## Exercise inputs
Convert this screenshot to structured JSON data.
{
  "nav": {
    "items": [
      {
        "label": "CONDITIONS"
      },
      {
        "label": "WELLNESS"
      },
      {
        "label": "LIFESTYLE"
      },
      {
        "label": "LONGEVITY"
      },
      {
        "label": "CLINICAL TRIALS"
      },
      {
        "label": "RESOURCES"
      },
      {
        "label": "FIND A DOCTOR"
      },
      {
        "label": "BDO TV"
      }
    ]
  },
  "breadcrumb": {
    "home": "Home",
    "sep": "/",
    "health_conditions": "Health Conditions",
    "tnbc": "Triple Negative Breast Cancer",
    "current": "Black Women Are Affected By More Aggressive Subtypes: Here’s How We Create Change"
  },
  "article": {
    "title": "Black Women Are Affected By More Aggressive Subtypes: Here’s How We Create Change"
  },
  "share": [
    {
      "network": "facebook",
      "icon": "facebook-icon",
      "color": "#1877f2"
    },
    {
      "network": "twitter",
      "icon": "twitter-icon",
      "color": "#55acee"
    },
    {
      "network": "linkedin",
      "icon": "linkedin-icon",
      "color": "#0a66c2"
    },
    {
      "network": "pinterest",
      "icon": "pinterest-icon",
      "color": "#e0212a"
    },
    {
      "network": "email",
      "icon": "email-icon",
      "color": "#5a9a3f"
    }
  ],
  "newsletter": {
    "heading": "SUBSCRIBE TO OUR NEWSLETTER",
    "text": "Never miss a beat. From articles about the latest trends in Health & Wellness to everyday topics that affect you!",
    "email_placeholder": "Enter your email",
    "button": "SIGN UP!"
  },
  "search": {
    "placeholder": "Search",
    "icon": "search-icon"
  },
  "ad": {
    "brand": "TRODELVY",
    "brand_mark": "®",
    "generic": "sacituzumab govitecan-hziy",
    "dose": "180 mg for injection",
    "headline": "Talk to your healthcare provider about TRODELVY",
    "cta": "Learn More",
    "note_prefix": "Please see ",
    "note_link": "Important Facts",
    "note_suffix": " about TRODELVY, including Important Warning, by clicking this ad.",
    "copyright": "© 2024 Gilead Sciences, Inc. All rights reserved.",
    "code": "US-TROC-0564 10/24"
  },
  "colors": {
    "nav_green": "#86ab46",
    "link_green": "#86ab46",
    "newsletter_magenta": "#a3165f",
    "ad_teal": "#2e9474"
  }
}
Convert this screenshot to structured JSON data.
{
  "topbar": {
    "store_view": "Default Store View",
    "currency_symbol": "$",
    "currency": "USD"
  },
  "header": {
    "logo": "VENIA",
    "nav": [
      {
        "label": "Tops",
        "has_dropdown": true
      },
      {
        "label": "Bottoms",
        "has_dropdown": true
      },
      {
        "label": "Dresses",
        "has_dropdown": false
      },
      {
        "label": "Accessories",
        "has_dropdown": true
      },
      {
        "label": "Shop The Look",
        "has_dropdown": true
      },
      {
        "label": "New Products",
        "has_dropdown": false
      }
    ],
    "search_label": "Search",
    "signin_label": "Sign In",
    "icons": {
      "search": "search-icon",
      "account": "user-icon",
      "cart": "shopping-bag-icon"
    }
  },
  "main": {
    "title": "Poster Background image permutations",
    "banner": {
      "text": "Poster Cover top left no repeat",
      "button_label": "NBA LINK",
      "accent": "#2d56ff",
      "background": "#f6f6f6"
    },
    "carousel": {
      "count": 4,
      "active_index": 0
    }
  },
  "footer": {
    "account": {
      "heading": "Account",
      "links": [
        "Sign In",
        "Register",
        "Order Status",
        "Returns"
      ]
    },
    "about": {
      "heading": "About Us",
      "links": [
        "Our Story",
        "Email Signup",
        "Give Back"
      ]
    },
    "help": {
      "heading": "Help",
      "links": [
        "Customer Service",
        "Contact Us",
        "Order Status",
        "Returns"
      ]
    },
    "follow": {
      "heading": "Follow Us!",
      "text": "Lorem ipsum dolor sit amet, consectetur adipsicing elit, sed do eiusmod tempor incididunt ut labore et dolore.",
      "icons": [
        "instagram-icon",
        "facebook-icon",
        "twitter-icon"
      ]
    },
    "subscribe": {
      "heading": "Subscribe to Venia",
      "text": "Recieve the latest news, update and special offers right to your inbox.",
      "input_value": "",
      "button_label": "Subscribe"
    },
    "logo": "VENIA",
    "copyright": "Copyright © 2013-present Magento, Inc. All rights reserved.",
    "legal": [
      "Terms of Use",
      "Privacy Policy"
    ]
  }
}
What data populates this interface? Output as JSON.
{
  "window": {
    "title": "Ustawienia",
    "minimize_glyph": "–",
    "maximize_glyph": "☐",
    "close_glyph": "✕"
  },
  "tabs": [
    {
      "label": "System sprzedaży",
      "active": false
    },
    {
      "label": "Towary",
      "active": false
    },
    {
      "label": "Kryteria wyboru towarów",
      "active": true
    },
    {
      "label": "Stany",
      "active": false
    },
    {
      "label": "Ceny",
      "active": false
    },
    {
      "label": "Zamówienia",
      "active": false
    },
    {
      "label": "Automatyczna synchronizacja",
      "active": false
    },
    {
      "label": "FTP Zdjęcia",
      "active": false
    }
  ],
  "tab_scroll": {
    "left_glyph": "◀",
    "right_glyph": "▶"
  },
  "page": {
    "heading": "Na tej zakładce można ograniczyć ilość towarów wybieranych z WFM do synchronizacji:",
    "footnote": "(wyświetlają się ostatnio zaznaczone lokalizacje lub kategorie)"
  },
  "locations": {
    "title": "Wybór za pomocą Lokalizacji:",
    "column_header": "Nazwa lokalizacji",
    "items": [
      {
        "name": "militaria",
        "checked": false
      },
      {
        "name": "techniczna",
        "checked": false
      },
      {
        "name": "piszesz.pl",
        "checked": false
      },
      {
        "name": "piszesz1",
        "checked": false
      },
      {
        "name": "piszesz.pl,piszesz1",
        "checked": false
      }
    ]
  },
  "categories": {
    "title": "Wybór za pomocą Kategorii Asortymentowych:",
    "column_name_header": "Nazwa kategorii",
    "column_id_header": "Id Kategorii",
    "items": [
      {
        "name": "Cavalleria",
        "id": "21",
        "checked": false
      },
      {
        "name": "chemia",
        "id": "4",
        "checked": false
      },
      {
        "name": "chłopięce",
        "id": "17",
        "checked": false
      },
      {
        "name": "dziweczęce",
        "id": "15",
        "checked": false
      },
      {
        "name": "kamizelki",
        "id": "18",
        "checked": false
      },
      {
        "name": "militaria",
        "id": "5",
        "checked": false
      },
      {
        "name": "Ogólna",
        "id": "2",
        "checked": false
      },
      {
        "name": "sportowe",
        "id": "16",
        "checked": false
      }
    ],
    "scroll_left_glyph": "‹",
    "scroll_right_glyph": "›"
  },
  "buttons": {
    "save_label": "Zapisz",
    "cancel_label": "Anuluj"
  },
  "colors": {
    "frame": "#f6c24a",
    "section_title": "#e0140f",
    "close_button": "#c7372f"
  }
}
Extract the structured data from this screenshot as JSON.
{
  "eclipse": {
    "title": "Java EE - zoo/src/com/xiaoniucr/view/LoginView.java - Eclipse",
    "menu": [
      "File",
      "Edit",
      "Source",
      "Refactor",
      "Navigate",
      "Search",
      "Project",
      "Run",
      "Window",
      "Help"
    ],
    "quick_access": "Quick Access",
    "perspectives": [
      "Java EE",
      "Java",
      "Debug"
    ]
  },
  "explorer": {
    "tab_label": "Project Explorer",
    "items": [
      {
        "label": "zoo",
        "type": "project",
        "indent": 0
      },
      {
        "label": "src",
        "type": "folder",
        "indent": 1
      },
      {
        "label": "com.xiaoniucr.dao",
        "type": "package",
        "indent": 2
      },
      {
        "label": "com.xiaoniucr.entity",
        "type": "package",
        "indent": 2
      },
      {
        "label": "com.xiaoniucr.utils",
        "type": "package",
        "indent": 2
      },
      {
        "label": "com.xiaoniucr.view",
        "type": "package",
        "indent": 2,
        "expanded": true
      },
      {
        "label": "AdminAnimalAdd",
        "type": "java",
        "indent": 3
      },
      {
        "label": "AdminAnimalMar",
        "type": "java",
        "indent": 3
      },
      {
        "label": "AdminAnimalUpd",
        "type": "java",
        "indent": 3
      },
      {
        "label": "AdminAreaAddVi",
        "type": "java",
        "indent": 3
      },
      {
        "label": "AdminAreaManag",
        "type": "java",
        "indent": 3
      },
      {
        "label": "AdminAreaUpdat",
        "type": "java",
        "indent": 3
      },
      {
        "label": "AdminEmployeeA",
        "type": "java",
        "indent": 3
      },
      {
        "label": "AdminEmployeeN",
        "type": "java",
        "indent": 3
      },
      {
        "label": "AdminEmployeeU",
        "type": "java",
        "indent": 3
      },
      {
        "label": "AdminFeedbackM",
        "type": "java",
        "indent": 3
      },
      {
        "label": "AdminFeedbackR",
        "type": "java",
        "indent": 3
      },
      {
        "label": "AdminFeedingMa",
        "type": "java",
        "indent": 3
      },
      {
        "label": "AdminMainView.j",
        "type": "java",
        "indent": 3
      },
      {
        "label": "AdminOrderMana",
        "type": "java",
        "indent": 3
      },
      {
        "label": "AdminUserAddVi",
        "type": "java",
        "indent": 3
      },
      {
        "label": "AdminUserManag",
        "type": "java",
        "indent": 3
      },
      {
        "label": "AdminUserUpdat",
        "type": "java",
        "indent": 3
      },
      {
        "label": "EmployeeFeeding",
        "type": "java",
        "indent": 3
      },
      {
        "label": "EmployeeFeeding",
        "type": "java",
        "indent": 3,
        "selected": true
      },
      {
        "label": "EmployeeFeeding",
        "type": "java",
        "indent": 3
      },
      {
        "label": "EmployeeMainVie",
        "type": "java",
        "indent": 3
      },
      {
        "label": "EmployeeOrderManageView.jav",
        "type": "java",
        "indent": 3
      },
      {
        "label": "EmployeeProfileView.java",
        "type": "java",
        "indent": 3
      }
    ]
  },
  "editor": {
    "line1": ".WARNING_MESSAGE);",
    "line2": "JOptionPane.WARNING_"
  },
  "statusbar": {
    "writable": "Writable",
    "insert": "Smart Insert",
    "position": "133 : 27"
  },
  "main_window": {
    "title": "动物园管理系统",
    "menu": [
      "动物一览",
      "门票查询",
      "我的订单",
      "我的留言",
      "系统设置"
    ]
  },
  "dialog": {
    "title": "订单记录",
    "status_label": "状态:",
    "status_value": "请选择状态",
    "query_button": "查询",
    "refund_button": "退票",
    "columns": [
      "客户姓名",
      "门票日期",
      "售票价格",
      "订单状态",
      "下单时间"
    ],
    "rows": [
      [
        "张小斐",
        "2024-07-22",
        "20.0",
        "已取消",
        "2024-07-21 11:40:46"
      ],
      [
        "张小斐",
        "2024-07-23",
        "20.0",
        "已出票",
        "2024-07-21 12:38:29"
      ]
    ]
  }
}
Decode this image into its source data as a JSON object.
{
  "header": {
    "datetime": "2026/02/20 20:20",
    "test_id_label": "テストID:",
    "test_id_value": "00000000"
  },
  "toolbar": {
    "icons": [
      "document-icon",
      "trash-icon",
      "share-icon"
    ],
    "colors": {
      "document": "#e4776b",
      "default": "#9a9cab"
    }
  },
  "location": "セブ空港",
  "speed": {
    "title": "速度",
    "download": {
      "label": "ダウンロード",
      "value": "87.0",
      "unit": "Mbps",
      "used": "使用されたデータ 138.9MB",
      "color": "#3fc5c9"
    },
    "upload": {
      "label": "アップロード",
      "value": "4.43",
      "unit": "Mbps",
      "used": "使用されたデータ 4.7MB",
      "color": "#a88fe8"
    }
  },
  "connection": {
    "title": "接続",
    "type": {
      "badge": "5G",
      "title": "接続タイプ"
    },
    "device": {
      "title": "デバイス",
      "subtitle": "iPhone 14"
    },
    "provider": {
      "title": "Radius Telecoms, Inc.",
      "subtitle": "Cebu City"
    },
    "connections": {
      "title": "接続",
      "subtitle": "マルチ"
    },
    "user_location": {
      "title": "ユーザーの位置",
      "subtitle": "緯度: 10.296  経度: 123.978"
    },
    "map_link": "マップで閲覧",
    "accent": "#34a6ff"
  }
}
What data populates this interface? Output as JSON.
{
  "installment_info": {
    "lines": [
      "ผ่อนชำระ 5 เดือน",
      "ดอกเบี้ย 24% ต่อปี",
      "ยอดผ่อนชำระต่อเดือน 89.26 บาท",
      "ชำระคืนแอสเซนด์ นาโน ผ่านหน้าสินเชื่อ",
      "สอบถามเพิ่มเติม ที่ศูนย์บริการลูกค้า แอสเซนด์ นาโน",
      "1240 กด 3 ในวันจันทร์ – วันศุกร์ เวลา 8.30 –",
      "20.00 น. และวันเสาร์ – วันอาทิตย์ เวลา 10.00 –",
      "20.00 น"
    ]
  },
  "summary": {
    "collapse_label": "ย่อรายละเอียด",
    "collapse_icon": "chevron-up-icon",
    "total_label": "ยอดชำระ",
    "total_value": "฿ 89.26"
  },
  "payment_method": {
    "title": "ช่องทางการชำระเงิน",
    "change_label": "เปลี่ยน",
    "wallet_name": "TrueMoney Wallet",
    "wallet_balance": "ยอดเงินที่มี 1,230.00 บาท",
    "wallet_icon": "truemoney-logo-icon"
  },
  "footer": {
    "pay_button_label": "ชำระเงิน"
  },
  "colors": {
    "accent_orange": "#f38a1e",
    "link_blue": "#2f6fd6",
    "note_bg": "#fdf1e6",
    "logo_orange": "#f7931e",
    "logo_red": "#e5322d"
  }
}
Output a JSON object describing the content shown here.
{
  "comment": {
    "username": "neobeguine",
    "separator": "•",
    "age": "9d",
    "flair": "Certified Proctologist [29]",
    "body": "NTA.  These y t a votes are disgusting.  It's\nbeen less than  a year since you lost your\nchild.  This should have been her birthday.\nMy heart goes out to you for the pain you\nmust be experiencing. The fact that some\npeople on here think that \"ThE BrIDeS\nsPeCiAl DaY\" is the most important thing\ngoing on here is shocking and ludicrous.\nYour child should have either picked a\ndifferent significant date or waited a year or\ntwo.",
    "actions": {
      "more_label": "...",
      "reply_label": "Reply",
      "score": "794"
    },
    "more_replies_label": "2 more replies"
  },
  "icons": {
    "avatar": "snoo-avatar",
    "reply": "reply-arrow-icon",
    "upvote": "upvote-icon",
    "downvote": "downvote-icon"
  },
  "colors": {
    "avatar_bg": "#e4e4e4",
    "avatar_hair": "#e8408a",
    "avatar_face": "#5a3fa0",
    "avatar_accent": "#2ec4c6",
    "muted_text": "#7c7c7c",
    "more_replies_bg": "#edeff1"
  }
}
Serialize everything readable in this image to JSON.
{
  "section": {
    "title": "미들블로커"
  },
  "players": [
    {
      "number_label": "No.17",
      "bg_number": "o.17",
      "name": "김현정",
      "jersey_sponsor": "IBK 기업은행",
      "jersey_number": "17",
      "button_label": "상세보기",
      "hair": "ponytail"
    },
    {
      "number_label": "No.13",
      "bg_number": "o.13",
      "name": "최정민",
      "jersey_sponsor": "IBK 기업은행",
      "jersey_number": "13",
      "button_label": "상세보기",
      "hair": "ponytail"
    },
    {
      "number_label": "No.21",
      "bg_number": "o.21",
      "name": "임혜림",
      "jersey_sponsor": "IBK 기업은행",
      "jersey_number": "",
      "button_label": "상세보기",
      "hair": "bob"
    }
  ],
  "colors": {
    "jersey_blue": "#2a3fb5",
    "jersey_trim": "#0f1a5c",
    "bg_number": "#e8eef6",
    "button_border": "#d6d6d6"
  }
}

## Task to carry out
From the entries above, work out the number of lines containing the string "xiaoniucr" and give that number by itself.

## Solution to the problem
5